The Greek word John uses here can be translated as either “born from above” in contrast to “born again” (vss. 3, 7). As in so many other instances in John’s gospel, each translation wonderfully enriches the conversation. Both are correct at the same time! Like the wind that invisibly envelopes us Jesus speaks of a total and complete transformation of our lives in every aspect, every detail leaving no part of our lives untouched by the Holy Spirit.
The evidence of God’s transforming power in our lives is in the works He produces in us that demonstrate His power and love (Jn. 3:21). What a tragedy to believe that our works or ‘correct thinking’ have anything to do with earning a place in God’ s kingdom! The works we do and the things we say are the evidence of God’s influence in our lives which have been born from above.
The story of Nicodemus is one of those watershed stories. Here Jesus lays out the infinite realities of our lives of flesh and blood transformed by the new life that comes from above.

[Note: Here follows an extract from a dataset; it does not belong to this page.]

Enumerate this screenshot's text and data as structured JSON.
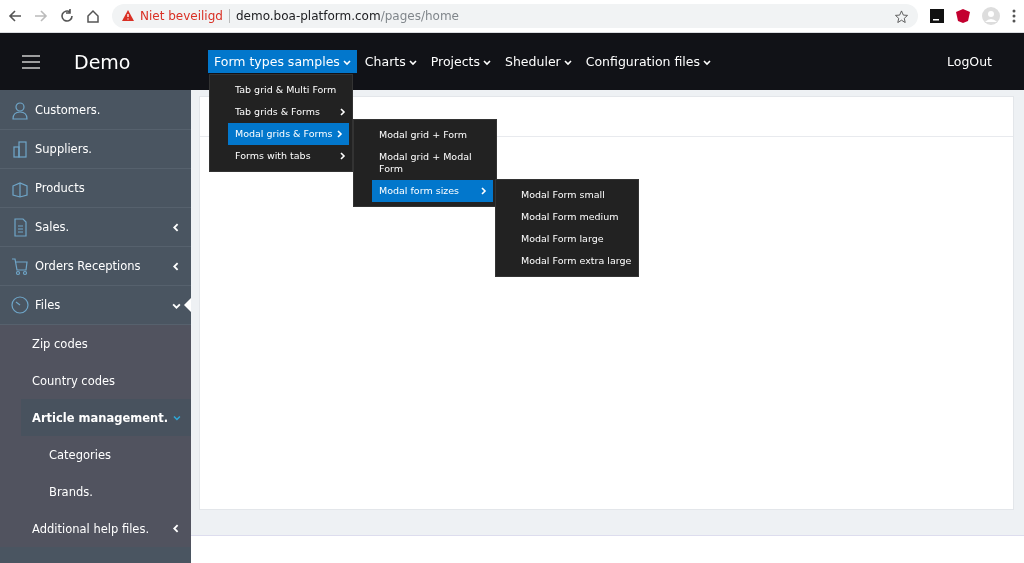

The following Skit Guys video beautifully draws the contrast between ‘flesh and blood’ and the Spirit’s transforming work.
The conclusion of the matter is found in John 3:21 where Jesus teaches that our works that point to our being ‘born from above.’ This is because our mission is found in living out the transformation that is taking place in us.
On Sunday, May 19, at 11:30 a.m. we will begin a new series entitled “Knowing Christ”. The apostle Paul tells us that knowing Christ is the most important thing in life (Philippians 3:7-9).
Yet, rather than letting God’s word show us how this is done, we are often drawn to what comes naturally for humankind: traditionalism and legalism. If we are not careful, we, too, can fall victim to this tendency towards traditions, laws, and rules. These are the primary markers for any other religion in the world created by men.
But in Jesus Christ, we follow a person, not a rule book. We worship a living, active God, not a set of commandments etched in stone. We are hosts to the personal, indwelling Holy Spirit, not a list of unyielding traditions.